    If you struggle with chronic illness and mental health issues, I am sure you have had several disagreements with family, friends and medical professionals about which illness occurred first and possibly caused the other.  It is something that I often think about because I wonder at times what I could have done to prevent them from ever occurring and progressing over time. Most medical professionals typically blame the physical symptoms on the mental health symptoms and most patients say the opposite. It is hard to explain what your mind goes through when you are fatigued, swollen, achey, stiff, nauseous, numb, and lightheaded every morning and are expected to take on the normal adulting duties as if you are living your best life and should be grateful each day for it.
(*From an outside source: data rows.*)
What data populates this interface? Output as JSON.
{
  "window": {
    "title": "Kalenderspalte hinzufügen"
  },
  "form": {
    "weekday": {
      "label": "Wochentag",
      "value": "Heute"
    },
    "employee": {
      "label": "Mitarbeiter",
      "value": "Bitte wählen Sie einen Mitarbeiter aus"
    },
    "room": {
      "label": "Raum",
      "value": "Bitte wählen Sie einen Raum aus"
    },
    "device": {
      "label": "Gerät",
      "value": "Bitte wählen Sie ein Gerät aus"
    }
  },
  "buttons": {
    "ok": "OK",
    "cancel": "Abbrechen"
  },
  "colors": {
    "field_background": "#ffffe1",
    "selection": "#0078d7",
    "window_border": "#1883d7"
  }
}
    If someone out there does have chronic illness and zero mental health issues, I applaud you and think you deserve a trophy, as well as cash and prizes.  Chronic illness is a battle that I never would have expected nor would I wish on my worst enemy. How does someone go from worrying about “where should I go out Friday night” to “how do I get myself from the couch to my bed without any pain or vomiting?” Chronic illness gives you the gift of a permanent hangover without the alcohol and/or staying up too late. Spending thousands of dollars on medication, vitamins, doctors, tests, acupuncture, massages, therapy, adjustments, crystals/oils, psychics, you name it… to try to feel even slightly better than you currently do.  All of this, usually to just be disappointed, broke and you still don’t feel well.

    If I had a dime for everyone that has asked, “are you feeling any better yet?” I would own most of North America. It doesn’t feel good to be “the sick one”, so lying about your situation is just easier at times. When I hear all of my symptoms out loud, I cringe too.  How many times do we say, “I am fine” and not really mean it?

    So, do I believe chronic illness gave birth to my mental health symptoms? Yes, I do believe it did.  Being able to cure one without the other has been nearly impossible but I try to work on it daily. Knowing that you are trying something new “that might help” keeps the hope alive that “maybe I WILL feel better one day”. All I know is that you can’t ever lose hope.  I might feel like my body is going to give out and my spine is going to implode but I am going to dress it up, prop it up and wait for the day that I can worry again about where I am going out on Friday night again.

    So my friends, own your illness, so that it does not own you.  Utilize coping skills and mini solutions that help to decrease your symptoms until there is a cure or a diagnosis.  Talk about how you are feeling to someone that you know actually cares about you.  If you can’t find someone, there are plenty of self-help groups online that have helped me to find “my people” that understand my illness.  Do not give up and love yourself each day no matter how you feel or look.  You are not alone and someone out there needs to hear your story to help them heal as well.